A number of tiny fringe parties have attempted to enter the 2015 elections race once again this year, despite the struggle for mainstream parties to pass the newly-raised Knesset threshold.
A full 3.25% of the population's vote is required to elect a party into the 20th Knesset, a change which has prompted the formation of several joint lists, leading the Arab parties to unite, Hatnua to run with Labor, and Eli Yishai's Ha'am Itanu to form a joint list with Otzma Yehudit.
Despite this, Israel's smaller and quirkier parties have vowed to try in any event to break into national politics by submitting their own lists to the Central Elections Commission on Thursday.
The Aleh Yarok ("Green Leaf") party for the legalization of marijuana is a familiar face in Israeli politics, trying every year to take a stand on their sole party platform and even garnering 44,000 (1.15%) of Israel's votes in the previous elections. But now, according to Walla! News, it has set its sights higher: gaining the four seats necessary to break the threshold – with the 160,000 shekels ($40,670) the Israeli public has donated to the 2015 campaign.
Oren Leibovich, Green Leaf Party chairman, expressed optimism about the chances of entering the Knesset.

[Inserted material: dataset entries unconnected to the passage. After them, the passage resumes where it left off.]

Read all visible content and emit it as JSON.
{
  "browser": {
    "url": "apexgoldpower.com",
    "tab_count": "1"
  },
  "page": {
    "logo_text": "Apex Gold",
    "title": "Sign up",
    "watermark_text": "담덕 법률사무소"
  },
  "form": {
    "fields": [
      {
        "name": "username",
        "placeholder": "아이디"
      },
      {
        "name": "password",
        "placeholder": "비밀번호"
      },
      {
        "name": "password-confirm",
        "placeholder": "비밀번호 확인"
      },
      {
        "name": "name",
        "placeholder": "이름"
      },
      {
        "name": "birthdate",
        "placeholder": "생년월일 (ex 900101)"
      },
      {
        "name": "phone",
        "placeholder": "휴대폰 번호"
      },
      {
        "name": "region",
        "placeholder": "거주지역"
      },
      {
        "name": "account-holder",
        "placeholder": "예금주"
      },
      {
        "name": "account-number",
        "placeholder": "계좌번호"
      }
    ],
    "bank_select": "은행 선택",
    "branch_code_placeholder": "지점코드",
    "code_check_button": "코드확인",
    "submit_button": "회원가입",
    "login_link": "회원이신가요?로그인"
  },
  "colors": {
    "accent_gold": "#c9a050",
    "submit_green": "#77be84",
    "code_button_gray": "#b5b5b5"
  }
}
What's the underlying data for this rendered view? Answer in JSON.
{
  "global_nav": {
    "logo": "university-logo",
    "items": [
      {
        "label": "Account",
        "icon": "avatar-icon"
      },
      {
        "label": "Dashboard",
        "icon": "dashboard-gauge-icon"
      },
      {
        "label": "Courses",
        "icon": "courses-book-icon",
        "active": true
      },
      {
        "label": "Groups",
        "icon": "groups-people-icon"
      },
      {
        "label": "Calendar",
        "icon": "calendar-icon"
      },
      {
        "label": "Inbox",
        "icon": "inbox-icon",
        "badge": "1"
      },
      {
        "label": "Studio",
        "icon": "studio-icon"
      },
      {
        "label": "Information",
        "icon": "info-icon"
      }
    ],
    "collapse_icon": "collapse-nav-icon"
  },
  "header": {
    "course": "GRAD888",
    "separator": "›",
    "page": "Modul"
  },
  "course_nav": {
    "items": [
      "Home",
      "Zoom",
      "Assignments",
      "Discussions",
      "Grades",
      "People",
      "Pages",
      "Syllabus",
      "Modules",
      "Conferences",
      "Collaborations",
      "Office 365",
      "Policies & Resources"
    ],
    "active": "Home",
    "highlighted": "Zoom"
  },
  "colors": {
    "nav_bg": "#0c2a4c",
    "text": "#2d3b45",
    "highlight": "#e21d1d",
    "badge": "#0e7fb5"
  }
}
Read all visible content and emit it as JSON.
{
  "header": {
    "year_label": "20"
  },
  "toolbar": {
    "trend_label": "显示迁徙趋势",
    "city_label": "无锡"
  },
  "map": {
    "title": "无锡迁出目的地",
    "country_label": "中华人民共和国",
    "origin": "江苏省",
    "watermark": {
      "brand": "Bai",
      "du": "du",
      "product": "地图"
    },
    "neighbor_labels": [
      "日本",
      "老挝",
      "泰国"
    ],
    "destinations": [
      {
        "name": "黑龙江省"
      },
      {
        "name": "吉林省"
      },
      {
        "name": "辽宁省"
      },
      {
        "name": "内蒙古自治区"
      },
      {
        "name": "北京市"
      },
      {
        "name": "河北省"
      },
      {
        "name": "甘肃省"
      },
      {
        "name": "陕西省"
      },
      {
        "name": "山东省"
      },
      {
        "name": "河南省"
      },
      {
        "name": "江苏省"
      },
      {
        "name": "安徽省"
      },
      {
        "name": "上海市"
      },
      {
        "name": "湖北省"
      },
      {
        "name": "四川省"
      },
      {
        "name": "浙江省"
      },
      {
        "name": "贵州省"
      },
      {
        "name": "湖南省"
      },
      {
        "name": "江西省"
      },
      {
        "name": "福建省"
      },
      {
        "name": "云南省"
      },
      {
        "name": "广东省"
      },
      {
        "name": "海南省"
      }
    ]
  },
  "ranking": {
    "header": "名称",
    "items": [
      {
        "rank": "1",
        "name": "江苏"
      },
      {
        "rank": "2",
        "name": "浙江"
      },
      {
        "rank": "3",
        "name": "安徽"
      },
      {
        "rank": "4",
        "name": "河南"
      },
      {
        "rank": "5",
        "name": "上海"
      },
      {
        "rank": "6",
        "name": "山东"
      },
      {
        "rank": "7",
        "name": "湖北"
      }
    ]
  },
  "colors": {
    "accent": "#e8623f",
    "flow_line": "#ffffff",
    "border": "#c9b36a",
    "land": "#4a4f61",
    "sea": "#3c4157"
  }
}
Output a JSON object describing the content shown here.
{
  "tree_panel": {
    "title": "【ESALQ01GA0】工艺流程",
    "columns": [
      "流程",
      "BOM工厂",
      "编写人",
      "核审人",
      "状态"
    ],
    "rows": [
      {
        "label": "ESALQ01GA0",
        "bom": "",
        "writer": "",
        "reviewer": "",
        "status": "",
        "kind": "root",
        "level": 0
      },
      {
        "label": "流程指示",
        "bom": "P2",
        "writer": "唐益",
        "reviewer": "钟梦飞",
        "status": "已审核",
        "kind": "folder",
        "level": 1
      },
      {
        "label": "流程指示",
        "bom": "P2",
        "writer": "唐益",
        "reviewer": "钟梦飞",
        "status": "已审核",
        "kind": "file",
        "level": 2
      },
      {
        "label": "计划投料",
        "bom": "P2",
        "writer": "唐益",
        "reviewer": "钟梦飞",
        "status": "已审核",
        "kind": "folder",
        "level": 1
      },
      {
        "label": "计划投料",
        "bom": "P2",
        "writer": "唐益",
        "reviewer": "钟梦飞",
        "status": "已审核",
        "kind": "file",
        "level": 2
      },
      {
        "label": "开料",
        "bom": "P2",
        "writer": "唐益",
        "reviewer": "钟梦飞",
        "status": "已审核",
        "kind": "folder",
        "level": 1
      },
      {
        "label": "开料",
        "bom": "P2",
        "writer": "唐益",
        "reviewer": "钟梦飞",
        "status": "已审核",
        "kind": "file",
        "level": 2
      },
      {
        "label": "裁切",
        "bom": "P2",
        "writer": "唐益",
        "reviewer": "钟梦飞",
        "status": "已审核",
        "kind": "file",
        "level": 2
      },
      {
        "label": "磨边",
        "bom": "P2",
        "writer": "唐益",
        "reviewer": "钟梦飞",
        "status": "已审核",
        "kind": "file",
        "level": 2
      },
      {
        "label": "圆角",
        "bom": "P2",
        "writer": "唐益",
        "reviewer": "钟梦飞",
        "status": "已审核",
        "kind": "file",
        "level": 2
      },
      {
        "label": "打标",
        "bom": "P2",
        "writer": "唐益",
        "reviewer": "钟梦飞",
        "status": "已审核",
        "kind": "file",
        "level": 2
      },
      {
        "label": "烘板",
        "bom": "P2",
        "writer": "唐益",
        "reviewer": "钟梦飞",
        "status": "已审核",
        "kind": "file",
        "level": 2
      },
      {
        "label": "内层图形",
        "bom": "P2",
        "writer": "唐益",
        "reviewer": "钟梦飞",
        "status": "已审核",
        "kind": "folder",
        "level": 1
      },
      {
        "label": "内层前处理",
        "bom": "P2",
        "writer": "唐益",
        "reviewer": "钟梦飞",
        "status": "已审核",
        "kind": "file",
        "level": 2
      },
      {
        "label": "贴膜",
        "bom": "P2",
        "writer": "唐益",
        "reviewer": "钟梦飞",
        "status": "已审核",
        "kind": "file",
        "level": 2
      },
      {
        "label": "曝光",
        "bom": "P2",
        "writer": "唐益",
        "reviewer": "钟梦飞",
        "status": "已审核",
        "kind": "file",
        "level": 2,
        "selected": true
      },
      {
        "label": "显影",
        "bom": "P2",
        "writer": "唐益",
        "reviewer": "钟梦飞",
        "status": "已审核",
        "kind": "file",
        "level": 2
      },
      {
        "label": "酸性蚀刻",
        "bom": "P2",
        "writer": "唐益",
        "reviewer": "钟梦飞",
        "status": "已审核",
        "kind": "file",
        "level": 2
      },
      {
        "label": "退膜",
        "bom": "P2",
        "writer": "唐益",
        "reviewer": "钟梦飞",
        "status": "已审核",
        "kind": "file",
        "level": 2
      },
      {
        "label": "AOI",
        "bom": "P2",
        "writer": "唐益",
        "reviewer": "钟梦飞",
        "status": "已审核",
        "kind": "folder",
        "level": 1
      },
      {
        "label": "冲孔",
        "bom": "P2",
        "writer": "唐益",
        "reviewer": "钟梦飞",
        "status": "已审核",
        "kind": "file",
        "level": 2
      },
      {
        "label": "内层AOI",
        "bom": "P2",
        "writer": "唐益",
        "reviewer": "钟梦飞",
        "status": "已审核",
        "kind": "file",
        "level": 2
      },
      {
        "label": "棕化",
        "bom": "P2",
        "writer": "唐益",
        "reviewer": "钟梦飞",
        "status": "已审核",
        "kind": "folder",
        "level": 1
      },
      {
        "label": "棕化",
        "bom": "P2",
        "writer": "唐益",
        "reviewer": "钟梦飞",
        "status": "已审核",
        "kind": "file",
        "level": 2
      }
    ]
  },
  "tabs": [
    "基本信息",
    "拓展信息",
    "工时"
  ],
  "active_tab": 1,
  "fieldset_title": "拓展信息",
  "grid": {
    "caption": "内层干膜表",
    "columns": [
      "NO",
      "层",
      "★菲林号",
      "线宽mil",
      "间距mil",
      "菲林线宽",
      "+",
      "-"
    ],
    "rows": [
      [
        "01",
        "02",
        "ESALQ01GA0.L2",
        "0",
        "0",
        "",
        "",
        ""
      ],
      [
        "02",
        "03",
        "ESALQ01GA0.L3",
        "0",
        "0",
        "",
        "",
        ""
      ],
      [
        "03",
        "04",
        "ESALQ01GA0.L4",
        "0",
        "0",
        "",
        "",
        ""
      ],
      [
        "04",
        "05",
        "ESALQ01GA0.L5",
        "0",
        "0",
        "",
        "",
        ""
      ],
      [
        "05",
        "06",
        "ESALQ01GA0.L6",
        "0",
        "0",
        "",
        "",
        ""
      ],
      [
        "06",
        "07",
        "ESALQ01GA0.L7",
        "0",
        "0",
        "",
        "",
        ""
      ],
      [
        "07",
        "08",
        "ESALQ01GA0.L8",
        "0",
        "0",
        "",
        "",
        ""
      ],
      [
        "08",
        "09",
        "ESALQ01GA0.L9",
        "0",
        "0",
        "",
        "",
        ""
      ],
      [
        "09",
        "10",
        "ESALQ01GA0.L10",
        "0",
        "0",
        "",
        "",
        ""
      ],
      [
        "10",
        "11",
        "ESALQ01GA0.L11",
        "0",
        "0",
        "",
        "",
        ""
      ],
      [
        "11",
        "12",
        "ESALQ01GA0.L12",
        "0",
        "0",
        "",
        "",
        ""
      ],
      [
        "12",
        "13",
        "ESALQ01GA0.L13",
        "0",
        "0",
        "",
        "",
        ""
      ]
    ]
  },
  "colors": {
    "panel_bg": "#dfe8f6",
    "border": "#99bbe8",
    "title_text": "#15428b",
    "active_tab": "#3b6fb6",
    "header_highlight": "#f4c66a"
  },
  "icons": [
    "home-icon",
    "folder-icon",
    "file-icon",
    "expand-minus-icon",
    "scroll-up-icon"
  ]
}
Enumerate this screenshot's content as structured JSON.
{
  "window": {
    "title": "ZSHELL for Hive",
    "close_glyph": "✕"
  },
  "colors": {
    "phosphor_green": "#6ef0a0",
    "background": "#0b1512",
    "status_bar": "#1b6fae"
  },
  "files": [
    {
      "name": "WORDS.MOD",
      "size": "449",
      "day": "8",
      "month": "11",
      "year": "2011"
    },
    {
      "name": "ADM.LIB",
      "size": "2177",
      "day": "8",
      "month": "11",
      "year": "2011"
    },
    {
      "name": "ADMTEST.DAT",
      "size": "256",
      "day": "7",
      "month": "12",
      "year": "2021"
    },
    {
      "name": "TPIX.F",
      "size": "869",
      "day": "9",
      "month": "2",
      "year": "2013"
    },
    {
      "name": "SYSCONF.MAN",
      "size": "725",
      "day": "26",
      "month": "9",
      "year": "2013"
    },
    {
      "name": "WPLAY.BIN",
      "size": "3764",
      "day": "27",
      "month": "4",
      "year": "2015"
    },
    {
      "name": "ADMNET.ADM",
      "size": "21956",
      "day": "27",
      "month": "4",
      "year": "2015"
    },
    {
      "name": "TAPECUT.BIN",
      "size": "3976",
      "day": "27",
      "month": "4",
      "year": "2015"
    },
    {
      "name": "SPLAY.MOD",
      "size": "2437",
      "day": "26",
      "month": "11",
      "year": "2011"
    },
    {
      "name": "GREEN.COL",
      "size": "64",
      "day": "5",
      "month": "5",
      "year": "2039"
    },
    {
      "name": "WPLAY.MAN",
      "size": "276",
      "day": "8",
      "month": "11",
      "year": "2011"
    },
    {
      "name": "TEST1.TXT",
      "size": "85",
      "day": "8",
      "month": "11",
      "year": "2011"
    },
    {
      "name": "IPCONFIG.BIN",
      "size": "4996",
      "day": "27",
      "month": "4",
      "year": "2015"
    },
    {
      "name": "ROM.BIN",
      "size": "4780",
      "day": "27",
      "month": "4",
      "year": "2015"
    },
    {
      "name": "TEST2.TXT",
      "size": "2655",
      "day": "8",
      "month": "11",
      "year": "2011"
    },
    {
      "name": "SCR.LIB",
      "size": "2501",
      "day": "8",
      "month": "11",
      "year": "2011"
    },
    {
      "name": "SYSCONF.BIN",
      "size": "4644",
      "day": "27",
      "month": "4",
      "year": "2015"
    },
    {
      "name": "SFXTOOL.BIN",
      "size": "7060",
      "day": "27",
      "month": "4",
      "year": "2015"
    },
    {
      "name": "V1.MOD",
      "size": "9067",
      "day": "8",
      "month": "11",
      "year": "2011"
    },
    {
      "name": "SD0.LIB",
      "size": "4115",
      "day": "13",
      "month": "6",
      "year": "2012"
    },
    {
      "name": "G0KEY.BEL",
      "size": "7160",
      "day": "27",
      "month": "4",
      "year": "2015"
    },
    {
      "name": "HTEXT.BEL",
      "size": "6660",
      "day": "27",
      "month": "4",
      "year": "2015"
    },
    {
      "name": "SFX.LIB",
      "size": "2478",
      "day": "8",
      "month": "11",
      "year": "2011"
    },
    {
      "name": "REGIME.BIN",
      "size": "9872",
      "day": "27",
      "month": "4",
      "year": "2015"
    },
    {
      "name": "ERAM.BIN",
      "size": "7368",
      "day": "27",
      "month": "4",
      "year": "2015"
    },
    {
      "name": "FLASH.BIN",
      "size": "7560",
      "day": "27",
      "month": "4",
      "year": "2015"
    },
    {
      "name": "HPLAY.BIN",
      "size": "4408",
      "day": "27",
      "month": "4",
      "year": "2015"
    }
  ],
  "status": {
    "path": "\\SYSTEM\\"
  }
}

"The campaign came on short notice," he told the news agency. "We will of course pass the threshold this year – even though many parties have dropped out because of it – because of the widespread disgust with the political system."
He said that his party will focus on the most important issue on the public agenda: the use of cannabis.
"We are not a small party; we have a platform and our candidates are most deserving than any other party," he charged. "Promises of peace [with the Palestinian Authority] and annexation [of Judea-Samaria] or dismantling the Israel Lands Administration will probably not be realized – not during the next Knesset or the one after that."
"We, however, demand a practicable and effective means to relieve the masses and solve the greatest social injustice today – persecution of cannabis consumers," he added.
Setting sail for the Knesset?
Other parties serve an equally niche voter pool – some of whom are not even in Israel.
Ohad Shem Tov, Chairman of the Pirates party, told Walla! from his home base in New York that most of his party's supporters are not even in Israel. Shem Tov, who is completing his doctorate's thesis in the US, has stated that the party is managing the campaign from abroad, but noted that if the party is elected, most would return to Israel.
However, being elected is not even the point, Shem Tov said.
"We're not running to gain votes; we're running to have our voices heard," the party chairman stated. The Pirates party, one in a network of small parties with the same name and platform throughout Europe, aims to lift heavy copyright laws against internet piracy and advocates "the freedom to share and copy."
If elected, it would introduce a direct approach to the democratic process as well.
"We will offer web software that allows all citizens to participate in the decision-making of all the members of the Knesset, so that they will vote in the Knesset by the will of the public, not just once every four years," he added. "We basically represent in real time what the public wants."
The Pirates party clashed before with Yesh Atid during the 2013 elections, after it claimed Yair Lapid had stolen votes from the fringe campaign by using a similar acronym on its ballot. 'Pirates' was represented by the Hebrew letter peh (פ), whereas Yesh Atid was represented by peh and heh (פה).
The other Kulanu
Another fringe party has clashed with another mainstream party during this round of elections: the "Kulanu Haverim – Na Nach" (literally, 'We're all friends' and a Breslov Hasidic phrase) party, which represents the Breslov hassidic sect.
Kulanu Haverim was one of the first parties to register during this round of elections, before Moshe Kahlon named his newly-formed Kulanu party.
The Breslov party has already complained that Kahlon will steal votes from their campaign, and have stated that they have received threatening phone calls from callers looking for Kahlon.
But party representatives say that, regardless, the public should vote for the party – representative of a sect known by its books on Emunah, faith, and members of the sect who try to encourage happiness by dancing in the middle of Israeli streets and public plazas – because it has a diverse party platform based on Rabbi Nachman's teachings.
"We believe that if we express ourselves, we have a lot to offer," Sharon Kanfo, Kulanu Haverim leader, stated. "We have a social platform, an economic platform, a security platform; we want to help the people of Israel through the advice of Rabbi Nachman." During the 2013 elections, the party gained just 2,500 votes.
Other parties have made headlines even more than the niche groups – and in at least one case, one registered party is virtually unknown.
The B'Zhutan haredi women's party made a media splash earlier this month after its three candidates debuted the campaign in direct response to the exclusion of women from mainstream haredi parties, and is perhaps the most well-known of the smaller parties this election.
Yet another party – the third to register on the list – remains a mystery; the Democratic party, calling itself "the Zionist party which fulfills social and democratic values" and vows to change the electoral system, how the MKs and President are chosen, and form a constitution.
The party's founder is listed as Ma'ayan Mishali – but virtually nothing else is known about the group. Oddly, there is no party website or Facebook page available for the campaign.